My final thoughts on the matter - If the situation is that that the promoter was less than truthful about the weight of the opponent, then that sucks for Lloyd. He's a lightweight anyway, taking a fight at welterweight. From the pictures provided, it seems like the promoter knew that Katov was over 77, and didn't tell Lloyd. That's not really fair.
The question is: What did Katov weigh in at? Did he weigh in the day before, on the day, or at all? It's been said that Katov was weighed after the fight - After the fight, of course he is going to be much heavier. He's clearly got a wrestling background, so it's not unreasonable to think that he'd be able to cut a decent amount then put a good percentage of that back on by fight time. It's what he weighed before that matters, and of that we have no proof.
From a strictly rules point of view I agree with Jay, there's nothing on paper that says this should be a no contest. Because there is no proof of what Katov weighed in at, we have no way of knowing that he was overweight (or both parties didn't agree to whatever he was) beforehand. I've asked a very well respected official for their take on it and it comes down to this - without video footage, there is no real way to prove that Katov weighed in heavy. All we have is the word of the promoter, who the fighter/manager themselves have accused of being economical with the truth. Lets be honest guys, we all know that dodgy stuff goes on with weight on a far too regular basis - half the results on Sherdog could end up being NC's and that's a dangerous precedent to set. Unfortunately without a commission, that's the world we live in.
This whole situation should really serve as a lesson to all involved, promoters, managers and fighters. Promoters: Make sure there is a video weigh-in to cover you. Most importantly be honest, because when people feel aggrieved, in this digital age it's very easy to get information out to the public, as we have seen. Fighters/Managers/Coaches: Don't accept a fight unless you have seen video evidence, or are satisfied with the weight before hand. Promoters should not be lying to fighters about an opponents weight, but this is far, far from a perfect world - If you agree to a fight, it behooves you to be certain of what you'e agreeing to before you do so.
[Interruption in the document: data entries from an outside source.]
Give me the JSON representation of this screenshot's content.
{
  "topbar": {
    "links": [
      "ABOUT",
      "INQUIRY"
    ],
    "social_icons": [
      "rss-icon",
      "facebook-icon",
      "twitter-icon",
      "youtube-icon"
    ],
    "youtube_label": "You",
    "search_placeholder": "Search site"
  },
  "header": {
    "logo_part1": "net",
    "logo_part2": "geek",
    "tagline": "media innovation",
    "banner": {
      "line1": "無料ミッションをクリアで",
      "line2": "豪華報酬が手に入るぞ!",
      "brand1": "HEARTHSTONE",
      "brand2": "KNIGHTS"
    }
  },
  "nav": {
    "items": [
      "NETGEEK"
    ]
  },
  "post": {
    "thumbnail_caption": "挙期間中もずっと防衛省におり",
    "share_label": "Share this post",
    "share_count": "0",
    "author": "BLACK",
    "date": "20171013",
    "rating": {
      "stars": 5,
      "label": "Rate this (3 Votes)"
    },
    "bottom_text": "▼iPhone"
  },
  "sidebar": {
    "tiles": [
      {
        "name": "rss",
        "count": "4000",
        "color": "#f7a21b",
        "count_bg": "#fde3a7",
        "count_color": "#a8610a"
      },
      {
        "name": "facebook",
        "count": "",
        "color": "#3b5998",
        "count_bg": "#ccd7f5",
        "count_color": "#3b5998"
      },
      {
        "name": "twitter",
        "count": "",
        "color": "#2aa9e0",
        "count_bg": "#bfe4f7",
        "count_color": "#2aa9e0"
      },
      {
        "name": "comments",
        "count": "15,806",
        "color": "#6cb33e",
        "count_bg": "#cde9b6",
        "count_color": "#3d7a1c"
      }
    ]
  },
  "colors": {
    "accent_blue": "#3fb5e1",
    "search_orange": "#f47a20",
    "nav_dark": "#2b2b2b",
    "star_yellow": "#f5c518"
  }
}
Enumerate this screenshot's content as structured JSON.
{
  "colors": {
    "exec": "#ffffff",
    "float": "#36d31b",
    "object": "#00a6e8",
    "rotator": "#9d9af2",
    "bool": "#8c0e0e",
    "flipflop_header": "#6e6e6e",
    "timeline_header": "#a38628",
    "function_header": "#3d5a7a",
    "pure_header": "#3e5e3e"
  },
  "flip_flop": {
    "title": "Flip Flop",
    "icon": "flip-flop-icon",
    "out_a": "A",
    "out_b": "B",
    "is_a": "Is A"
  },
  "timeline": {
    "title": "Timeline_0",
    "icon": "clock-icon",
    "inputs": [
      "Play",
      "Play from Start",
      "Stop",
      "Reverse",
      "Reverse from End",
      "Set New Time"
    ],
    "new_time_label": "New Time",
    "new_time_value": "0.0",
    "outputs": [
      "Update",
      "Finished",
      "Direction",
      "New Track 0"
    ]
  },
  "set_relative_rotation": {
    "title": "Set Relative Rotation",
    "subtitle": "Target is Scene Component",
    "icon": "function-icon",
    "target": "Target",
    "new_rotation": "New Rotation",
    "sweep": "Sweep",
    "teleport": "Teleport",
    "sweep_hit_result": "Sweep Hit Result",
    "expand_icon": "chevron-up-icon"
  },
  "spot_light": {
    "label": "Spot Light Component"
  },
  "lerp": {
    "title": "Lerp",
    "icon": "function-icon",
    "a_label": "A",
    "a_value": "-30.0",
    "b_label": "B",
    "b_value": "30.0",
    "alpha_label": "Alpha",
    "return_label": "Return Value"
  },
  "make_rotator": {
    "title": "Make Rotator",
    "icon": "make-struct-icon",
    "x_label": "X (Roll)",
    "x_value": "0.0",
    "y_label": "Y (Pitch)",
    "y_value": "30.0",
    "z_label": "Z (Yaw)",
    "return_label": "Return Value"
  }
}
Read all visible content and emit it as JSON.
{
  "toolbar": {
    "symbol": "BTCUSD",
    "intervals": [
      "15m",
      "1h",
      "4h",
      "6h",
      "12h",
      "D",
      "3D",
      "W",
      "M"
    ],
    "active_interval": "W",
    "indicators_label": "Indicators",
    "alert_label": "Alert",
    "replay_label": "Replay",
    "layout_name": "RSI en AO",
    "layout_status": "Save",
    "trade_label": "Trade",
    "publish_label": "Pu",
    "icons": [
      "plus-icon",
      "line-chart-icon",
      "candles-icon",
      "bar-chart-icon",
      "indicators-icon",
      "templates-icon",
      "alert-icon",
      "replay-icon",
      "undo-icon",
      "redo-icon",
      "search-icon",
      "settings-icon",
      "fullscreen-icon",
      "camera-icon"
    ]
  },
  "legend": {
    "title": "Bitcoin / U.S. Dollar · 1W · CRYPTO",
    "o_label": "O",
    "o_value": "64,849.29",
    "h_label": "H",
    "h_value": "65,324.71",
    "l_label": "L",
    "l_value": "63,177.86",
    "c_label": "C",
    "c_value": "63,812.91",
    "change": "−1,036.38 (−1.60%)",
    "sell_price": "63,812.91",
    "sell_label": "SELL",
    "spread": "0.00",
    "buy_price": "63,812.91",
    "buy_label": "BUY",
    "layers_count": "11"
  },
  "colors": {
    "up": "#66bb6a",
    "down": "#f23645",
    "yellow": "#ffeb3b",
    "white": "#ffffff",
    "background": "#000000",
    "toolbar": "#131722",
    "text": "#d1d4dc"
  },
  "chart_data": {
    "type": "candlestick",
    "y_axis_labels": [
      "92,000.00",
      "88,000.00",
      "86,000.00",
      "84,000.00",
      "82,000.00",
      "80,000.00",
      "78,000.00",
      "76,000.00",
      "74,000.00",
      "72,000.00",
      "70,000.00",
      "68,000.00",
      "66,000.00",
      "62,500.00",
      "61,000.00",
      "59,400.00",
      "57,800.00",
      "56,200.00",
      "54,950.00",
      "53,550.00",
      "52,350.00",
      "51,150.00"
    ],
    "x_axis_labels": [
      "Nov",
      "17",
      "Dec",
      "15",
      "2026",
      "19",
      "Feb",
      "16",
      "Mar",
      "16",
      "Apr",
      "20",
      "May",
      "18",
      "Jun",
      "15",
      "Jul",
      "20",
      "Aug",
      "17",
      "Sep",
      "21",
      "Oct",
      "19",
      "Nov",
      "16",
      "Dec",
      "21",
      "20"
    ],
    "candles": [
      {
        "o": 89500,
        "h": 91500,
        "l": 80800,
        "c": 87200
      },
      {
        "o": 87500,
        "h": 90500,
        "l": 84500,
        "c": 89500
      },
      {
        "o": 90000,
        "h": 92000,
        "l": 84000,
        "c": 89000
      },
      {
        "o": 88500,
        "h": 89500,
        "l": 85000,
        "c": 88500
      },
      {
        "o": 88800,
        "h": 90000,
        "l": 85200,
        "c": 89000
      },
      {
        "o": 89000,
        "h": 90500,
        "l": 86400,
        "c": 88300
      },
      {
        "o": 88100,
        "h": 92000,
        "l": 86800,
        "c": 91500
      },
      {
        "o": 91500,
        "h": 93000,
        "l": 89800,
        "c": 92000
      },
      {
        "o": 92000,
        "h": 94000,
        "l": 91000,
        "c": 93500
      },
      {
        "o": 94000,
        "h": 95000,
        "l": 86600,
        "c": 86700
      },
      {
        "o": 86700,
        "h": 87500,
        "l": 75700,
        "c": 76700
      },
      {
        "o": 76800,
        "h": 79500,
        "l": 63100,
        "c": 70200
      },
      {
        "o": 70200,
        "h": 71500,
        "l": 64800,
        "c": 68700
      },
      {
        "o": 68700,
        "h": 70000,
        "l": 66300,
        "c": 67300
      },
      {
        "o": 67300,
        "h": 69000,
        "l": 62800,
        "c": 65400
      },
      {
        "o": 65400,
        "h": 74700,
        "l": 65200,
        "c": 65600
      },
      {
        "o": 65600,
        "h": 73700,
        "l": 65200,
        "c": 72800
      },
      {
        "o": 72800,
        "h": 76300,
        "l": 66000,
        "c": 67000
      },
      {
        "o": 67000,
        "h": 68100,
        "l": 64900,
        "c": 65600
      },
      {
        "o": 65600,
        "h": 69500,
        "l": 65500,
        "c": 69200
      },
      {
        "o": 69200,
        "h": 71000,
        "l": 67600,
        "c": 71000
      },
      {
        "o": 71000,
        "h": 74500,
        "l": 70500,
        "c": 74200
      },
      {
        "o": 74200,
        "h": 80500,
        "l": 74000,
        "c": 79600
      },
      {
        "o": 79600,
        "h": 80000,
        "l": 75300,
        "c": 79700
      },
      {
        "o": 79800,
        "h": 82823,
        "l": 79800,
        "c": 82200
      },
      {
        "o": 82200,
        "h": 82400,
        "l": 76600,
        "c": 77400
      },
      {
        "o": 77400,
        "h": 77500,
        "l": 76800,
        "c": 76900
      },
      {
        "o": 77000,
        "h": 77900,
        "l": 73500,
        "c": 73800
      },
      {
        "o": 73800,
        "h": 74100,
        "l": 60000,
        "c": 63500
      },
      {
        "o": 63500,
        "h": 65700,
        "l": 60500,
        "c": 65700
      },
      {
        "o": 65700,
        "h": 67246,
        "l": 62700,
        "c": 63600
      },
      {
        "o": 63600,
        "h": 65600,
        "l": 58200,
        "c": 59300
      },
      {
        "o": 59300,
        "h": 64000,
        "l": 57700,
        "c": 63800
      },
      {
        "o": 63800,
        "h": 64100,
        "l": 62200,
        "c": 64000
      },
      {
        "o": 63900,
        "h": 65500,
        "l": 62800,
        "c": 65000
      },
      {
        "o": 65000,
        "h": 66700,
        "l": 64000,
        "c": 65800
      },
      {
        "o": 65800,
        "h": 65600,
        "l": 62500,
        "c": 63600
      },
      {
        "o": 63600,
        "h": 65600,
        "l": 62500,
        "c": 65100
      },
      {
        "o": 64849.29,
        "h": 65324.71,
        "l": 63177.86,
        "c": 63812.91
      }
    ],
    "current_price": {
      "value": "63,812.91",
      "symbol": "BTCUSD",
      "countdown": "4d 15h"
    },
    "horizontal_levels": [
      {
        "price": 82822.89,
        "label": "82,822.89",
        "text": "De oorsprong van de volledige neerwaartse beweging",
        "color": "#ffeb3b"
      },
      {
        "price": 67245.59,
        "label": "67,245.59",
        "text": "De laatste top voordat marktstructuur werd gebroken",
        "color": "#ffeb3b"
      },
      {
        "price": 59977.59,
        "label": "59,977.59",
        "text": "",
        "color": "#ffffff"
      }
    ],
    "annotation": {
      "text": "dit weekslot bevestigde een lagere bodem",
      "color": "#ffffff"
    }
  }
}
I know a number of people have spoken to the promoter about this, but we've yet to hear his side of the story directly. I'm not BakedBean (sorry folks), so I'm not about to invite him to this thread to answer my questions. It would be good to hear from him in the interest of fairness, but it seems unlikely at this point and I don't have the time or inclination to go chasing people at the moment. For me, that's pretty much the end of the matter.